Amtrak does not want to take on $3 million in annual maintenance on a section of track that no longer serves freight trains, making the passenger train the only user of the track. That portion of the track is owned by BNSF. Amtrak also does not want to deal with the installation of Positive Train Control on a section of track in New Mexico, owned by the Rail Runner — a train line owned by the New Mexico Department of Transportation. In the case of PTC, host railroads are responsible for installation.

Those issues, according to documents obtained by the Newton Kansan, would not be resolved by a TIGER grant.

Senators were told that Amtrak would give a formal analysis of what needs to happen with the Southwest Chief — in the shadow of a presentation of stubbing the train.

“I am absolutely opposed to Amtrak not putting its money in and  if they would dismantle or alter the Southwest Chief, as their documents show they may intend to do,” Moran said. “It would be a violation of their responsibility to provide long-distance passenger train service in the United States — the purpose for which Amtrak was created.”

This is not a move Moran will support — and he is not sitting still.

Moran said he and other senators are trying to work with their staff and Amtrak staff on the next response. In the meantime, Moran has placed a hold on two nominations for new people on the Amtrak board.

Moran and Sen. Tom Udall (D-New Mexico) have also placed language in an appropriations bill to require consultation with affected communities before Amtrak can make any changes to “terms of service.”

“In my view that, based on the conversations and where Amtrak appears to be going, we need to significantly strengthen that in the appropriations bill to be certain that Amtrak cannot walk away from the Southwest Chief as those documents suggest they may,” Moran said.

Moran said the reason Amtrak exists is to provide long-distance rail service — despite statistics showing the vast majority of tickets sold on the system are for trips of 250 miles or less.
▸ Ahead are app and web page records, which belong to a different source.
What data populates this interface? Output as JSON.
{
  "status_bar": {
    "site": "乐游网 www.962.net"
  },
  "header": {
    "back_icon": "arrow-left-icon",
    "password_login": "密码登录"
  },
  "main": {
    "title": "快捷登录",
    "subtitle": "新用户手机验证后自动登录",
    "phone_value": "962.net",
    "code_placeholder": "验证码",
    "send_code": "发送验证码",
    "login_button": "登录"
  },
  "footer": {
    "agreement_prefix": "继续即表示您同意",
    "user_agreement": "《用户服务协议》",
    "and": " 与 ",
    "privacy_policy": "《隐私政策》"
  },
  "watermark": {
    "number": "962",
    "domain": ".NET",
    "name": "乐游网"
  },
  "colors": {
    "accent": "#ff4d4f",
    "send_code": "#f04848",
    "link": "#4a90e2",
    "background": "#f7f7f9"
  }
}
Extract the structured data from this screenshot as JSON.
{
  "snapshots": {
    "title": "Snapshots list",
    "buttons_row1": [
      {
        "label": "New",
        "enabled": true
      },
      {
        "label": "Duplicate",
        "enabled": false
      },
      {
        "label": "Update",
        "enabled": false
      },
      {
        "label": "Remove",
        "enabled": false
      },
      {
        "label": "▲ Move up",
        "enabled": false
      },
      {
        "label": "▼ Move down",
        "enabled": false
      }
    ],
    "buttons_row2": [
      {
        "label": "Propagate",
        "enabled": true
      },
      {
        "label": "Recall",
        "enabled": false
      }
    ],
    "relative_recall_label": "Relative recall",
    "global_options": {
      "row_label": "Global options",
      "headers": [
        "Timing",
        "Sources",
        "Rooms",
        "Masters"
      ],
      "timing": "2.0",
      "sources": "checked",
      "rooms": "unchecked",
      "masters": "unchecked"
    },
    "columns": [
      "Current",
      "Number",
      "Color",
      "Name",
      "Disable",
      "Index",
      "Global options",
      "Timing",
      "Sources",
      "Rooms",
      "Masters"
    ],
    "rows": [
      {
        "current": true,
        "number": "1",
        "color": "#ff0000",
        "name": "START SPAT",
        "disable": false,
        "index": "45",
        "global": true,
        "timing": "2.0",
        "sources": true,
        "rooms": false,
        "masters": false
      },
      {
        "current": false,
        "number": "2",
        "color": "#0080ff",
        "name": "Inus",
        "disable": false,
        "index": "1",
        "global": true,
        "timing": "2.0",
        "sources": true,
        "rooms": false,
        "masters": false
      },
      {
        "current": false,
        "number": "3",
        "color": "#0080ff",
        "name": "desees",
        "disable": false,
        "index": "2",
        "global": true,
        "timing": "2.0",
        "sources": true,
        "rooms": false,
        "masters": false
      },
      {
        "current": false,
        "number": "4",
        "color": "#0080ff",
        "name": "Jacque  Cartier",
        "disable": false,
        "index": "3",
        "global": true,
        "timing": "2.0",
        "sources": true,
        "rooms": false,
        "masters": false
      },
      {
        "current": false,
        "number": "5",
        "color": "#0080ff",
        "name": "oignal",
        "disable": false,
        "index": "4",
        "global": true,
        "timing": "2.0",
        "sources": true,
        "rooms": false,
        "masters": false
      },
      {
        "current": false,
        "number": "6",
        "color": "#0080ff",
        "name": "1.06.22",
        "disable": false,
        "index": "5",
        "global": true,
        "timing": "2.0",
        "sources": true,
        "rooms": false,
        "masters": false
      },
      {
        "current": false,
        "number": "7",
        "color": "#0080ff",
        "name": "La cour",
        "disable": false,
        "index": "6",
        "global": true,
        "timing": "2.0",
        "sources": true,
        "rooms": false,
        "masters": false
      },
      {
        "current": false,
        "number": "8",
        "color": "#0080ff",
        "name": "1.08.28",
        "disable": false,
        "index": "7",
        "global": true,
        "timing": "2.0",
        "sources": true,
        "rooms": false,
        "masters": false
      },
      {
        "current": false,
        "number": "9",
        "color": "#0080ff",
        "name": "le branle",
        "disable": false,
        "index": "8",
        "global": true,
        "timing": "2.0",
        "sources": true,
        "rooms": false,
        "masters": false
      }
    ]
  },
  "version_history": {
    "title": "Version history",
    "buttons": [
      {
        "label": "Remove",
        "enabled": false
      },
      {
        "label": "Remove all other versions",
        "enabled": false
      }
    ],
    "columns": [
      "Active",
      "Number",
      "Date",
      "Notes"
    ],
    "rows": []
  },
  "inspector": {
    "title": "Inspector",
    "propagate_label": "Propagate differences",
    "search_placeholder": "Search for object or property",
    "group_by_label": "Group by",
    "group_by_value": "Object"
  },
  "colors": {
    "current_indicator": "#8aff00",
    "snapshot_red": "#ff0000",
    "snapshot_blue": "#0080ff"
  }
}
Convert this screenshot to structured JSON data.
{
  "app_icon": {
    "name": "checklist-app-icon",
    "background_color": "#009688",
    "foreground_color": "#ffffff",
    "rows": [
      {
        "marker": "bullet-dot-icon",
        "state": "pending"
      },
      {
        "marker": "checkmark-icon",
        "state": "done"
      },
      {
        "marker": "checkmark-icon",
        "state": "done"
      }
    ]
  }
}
Federal funding appropriated to Amtrak, Moran said, is for long distance service.

“All of this will affect riders to Kansas, and riders from Kansas,” Moran said. “... This is the first time we have to go beyond supporting Amtrak financially. We have to get to the point that Amtrak keeps its word and that Amtrak comes up with the money they committed. The solution is not abandoning the New Mexico part of the track. It is working with the partners, again, to provide the resources necessary. You have a solid group of members of the U.S. Senate, and the House as well, who are committed to helping. I think we have an attitude at Amtrak that long-distance service that does not make money is something they have no interest in. That defeats the purpose of the creation of Amtrak.”